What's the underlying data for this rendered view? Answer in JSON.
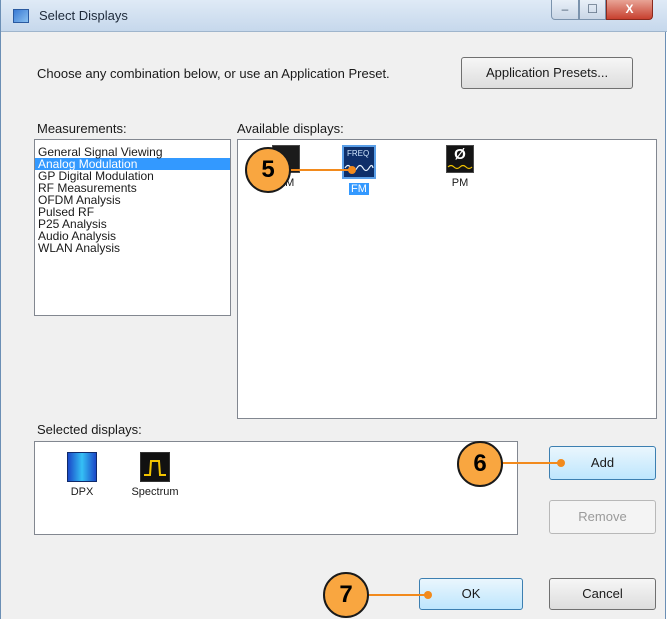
{
  "window": {
    "title": "Select Displays",
    "controls": {
      "minimize": "–",
      "maximize": "☐",
      "close": "X"
    }
  },
  "instructions": "Choose any combination below, or use an Application Preset.",
  "buttons": {
    "application_presets": "Application Presets...",
    "add": "Add",
    "remove": "Remove",
    "ok": "OK",
    "cancel": "Cancel"
  },
  "measurements": {
    "label": "Measurements:",
    "selected": "Analog Modulation",
    "items": [
      "General Signal Viewing",
      "Analog Modulation",
      "GP Digital Modulation",
      "RF Measurements",
      "OFDM Analysis",
      "Pulsed RF",
      "P25 Analysis",
      "Audio Analysis",
      "WLAN Analysis"
    ]
  },
  "available": {
    "label": "Available displays:",
    "items": [
      {
        "label": "AM",
        "icon": "am-display-icon"
      },
      {
        "label": "FM",
        "icon": "fm-display-icon",
        "icon_text": "FREQ",
        "selected": true
      },
      {
        "label": "PM",
        "icon": "pm-display-icon",
        "icon_text": "Ø"
      }
    ]
  },
  "selected_displays": {
    "label": "Selected displays:",
    "items": [
      {
        "label": "DPX",
        "icon": "dpx-display-icon"
      },
      {
        "label": "Spectrum",
        "icon": "spectrum-display-icon"
      }
    ]
  },
  "callouts": [
    "5",
    "6",
    "7"
  ],
  "colors": {
    "callout_fill": "#f9a640",
    "callout_line": "#f28a1c",
    "selection": "#3399ff"
  }
}
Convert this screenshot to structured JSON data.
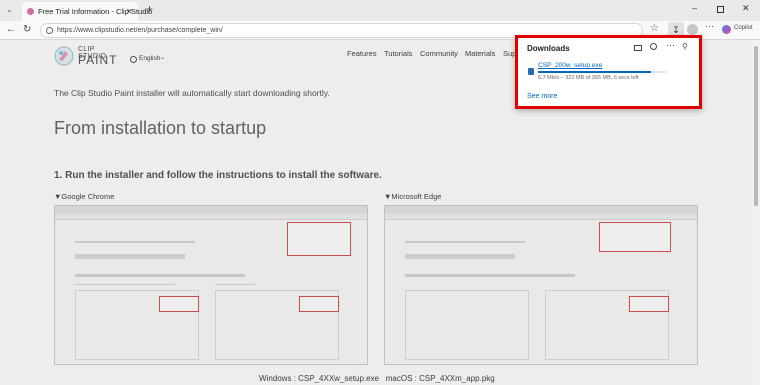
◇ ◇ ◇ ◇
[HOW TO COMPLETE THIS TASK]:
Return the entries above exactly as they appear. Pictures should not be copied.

[ANSWER BELOW]:
What's the underlying data for this rendered view? Answer in JSON.
{
  "window": {
    "title": "Select Displays",
    "controls": {
      "minimize": "–",
      "maximize": "☐",
      "close": "X"
    }
  },
  "instructions": "Choose any combination below, or use an Application Preset.",
  "buttons": {
    "application_presets": "Application Presets...",
    "add": "Add",
    "remove": "Remove",
    "ok": "OK",
    "cancel": "Cancel"
  },
  "measurements": {
    "label": "Measurements:",
    "selected": "Analog Modulation",
    "items": [
      "General Signal Viewing",
      "Analog Modulation",
      "GP Digital Modulation",
      "RF Measurements",
      "OFDM Analysis",
      "Pulsed RF",
      "P25 Analysis",
      "Audio Analysis",
      "WLAN Analysis"
    ]
  },
  "available": {
    "label": "Available displays:",
    "items": [
      {
        "label": "AM",
        "icon": "am-display-icon"
      },
      {
        "label": "FM",
        "icon": "fm-display-icon",
        "icon_text": "FREQ",
        "selected": true
      },
      {
        "label": "PM",
        "icon": "pm-display-icon",
        "icon_text": "Ø"
      }
    ]
  },
  "selected_displays": {
    "label": "Selected displays:",
    "items": [
      {
        "label": "DPX",
        "icon": "dpx-display-icon"
      },
      {
        "label": "Spectrum",
        "icon": "spectrum-display-icon"
      }
    ]
  },
  "callouts": [
    "5",
    "6",
    "7"
  ],
  "colors": {
    "callout_fill": "#f9a640",
    "callout_line": "#f28a1c",
    "selection": "#3399ff"
  }
}
Convert this screenshot to structured JSON data.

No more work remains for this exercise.